Maine need immigrants
At Mano en Mano’s annual meeting on April 7, 67 people from Down East Maine signed the following statement in support of immigrants. I am sharing this statement with the broader community in honor of the Day without Immigrants on May 1, a national action to highlight the contributions of immigrants in every aspect of our society.
“We the undersigned believe that immigrants and farmworkers are an integral part of our community. We recognize that in places like Washington County, where the population has been shrinking for decades, the economic, cultural and social contributions of immigrants are particularly invaluable. We strive for an even stronger and more inclusive Downeast Maine, knowing that our future will be brighter together. And we agree to stand in solidarity with immigrants and farmworkers here in Maine and throughout the United States today and every day. Si se puede.”
Mano en Mano
School nurses critical
On May 10, the Maine Association of School Nurses recognizes school nurses by celebrating National School Nurse Day as a way to foster a better understanding of the role of school nurses in the educational setting.
Parents should be able to send their children to school with the peace of mind that they will remain healthy, safe and ready to learn. Given that today’s children face more chronic health illnesses — asthma, diabetes, food allergies, mental health — than ever before, we take our role as a licensed, professional school nurse very seriously. Our knowledge, assessment skills and judgment help ensure we can provide quality health care to children guided by the principles in the Framework for the 21st Century School Nurse developed by the National Association of School Nurses.
School nurses take on a variety of roles every day. For many children, we are the only health professional they may have access to, except in emergencies. This becomes even more important as the prevalence of chronic social, emotional and other health problems keep increasing. We help develop, implement and monitor individualized health care plans for these students.
It seems like common sense that healthier students are better learners. Evidence-based research in fields ranging from neuroscience and child development to epidemiology and public health support this argument.
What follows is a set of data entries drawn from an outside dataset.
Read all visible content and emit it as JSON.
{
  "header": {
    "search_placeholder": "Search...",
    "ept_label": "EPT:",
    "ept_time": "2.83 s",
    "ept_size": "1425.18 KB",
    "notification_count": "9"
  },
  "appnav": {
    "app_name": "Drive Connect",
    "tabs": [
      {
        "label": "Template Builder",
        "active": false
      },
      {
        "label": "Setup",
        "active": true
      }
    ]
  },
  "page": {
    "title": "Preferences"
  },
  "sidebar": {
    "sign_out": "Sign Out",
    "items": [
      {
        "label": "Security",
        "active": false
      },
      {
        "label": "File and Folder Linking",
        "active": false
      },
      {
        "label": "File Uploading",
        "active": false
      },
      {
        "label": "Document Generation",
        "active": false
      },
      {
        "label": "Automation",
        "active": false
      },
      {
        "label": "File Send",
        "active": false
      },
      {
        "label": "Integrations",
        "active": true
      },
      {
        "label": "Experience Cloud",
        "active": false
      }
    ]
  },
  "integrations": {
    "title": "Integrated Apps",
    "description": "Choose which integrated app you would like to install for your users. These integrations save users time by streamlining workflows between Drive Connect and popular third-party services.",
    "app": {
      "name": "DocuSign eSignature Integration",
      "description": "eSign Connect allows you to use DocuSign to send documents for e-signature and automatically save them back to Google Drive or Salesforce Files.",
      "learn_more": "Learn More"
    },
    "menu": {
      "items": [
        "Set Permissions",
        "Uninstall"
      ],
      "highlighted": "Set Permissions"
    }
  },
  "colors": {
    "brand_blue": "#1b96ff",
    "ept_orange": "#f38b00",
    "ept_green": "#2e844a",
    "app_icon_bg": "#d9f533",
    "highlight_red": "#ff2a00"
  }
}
Our elected officials must invest in programs and services that seek to improve the health and well-being outcomes of all children.
National Association of School Nurses
Waldo County supports solar
I was very pleased to learn of Rep. Seth Berry’s bill, LD 1373, An Act To Protect and Expand Access to Solar Power in Maine. At a Waldo County candidates’ forum at Belfast’s Hutchinson Center last fall, many candidates voiced support for solar power, including Reps. Stanley Paige Zeigler Jr., Erin Herbig and Maryanne Kinney.
A similar bill, LD 1649, was passed last year, then vetoed by Gov. Paul LePage. Reps. James Gillway and Herbig and Senate President Mike Thibodeau were among the supporters. During two House attempts to override the veto, it failed to garner the necessary two-thirds majority on the second round by three votes. Reportedly, several opposing Republican representatives avoided the vote in an office.
Among those absent for the second vote was Kinney, though she had voted to override the veto the first time around. Having voiced her support for solar power in Maine on her Facebook page and at the candidate’s forum, she took issue with subsequent criticism that she had intentionally ducked out during the final vote. As she explained on Facebook, she received an urgent text from her mother
With LD 1373, she can show her constituents that she truly does support solar power in Maine. This bill is a chance to create jobs, lower energy costs, and align with other states in our region. I am proud of our Waldo County legislators, and I hope the rest of the state will follow suit.